Mr. D showed his arm to his mother and told her what the doctor had said. She immediately went to work. She made a paste from the ground flax seed using a little warm water as instructed. Next she placed it directly on Mr. Ds infected arm, then wrapped it securely with a clean linen cloth. It was changed again before bed and the again the next day. Within three days the infection and the green line running up Mr. Ds arm had been healed by the flax seed meal. And so, Mr. D is still with us today.
Why whole plant Material heals?
Plants are chemically complex. The chemical elements of which plants are constructed—principally carbon, oxygen, hydrogen, nitrogen, phosphorus, sulfur, etc.—are the same as for all other life forms animals, fungi, bacteria and even viruses. Only the details of the molecules into which they are assembled differs. This underlying similarity, plants produce a vast array of chemical compounds with unique properties which they use to cope with their environment. Pigments are used by plants to absorb or detect light. Perhaps the most celebrated compounds from plants are those with pharmacological activity, such as salicylic acid from which aspirin is made, morphine, and digoxin. Drug companies spend billions of dollars each year researching plant compounds for potential medicinal benefits.
When pharmaceutical drug makers isolate and concentrated an element from a plant they strip away all the complimenting molecules. All the plants chemicals work in synergy. When you take away one element and concentrate it, it is now possible to become a dangerous drug, poisonous. It is why pharmaceutical drugs are monitored and controlled.
So. . . .
Active compounds found in the plant such as chlorophyll are close to human blood. (Chlorophyll~~Chlorophyll is a chlorin pigment, which is structurally similar to and produced through the same metabolic pathway as other porphyrin pigments such as heme. At the center of the chlorin ring is a magnesium ion. This was discovered in 1906, and was the first time that magnesium had been detected in living tissue.)
The correct structure of hemin (heme) is part of the hemoglobin. ( hemoglobin is the red coloring of blood, the pigment, when combined with protein forms hemoglobin) Chlorophyll molecules closely resemble hemin. One of the major differences between chlorophyll and hemin is that chlorophyll contains magnesium while hemin molecule contains iron for the central atom. Owing to the close molecule resemblance between chlorophyll and hemoglobin is that chlorophyll and its derivatives is nature’s blood-building element for all plant eaters and humans.
Magnesium in plant chlorophyll picks up the blue light from the sun, add in plant carbs and proteins, which all contribute to turn the plant blood green. Iron plus proteins makes human and animal blood red. That’s why I say;
Plants are people too!!

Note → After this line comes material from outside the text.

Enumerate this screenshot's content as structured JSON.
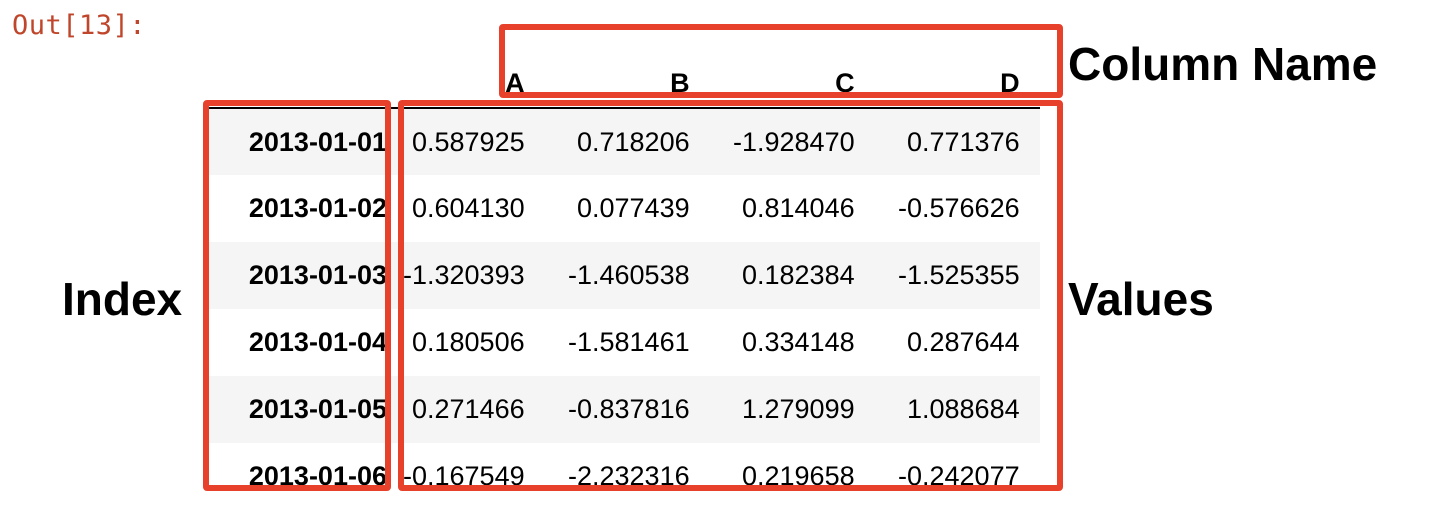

At the ripe old age of 84, my own Dad lived in one of those secured senior complexes too. But one day he took a swan dive out of the tub while taking a shower and laid on the cold tile floor for a 4 hours because he couldn’t get himself up alone. Someone finally came along to check on him and called an ambulance, then called me. During my 3 week stay with Dad while he recovered, I got to know some of the other seniors on his floor.
One 90+ year old lady had a number tattooed on her forearm. She had been in a Nazi camp as a child. Some of the stories she told me would make the hair on the back of my neck stand up. Some of her stories she actually lived, some stories she heard from other survivors. (Her story and that of others who lived before or without electricity can be found in my book, How to Survive and Thrive When the Power is Out.)
Plants and plant medicine would have been pivotal in their survival, as it was during the last great economic depression. You know? Plants and old people, uh. Who would have ever thought?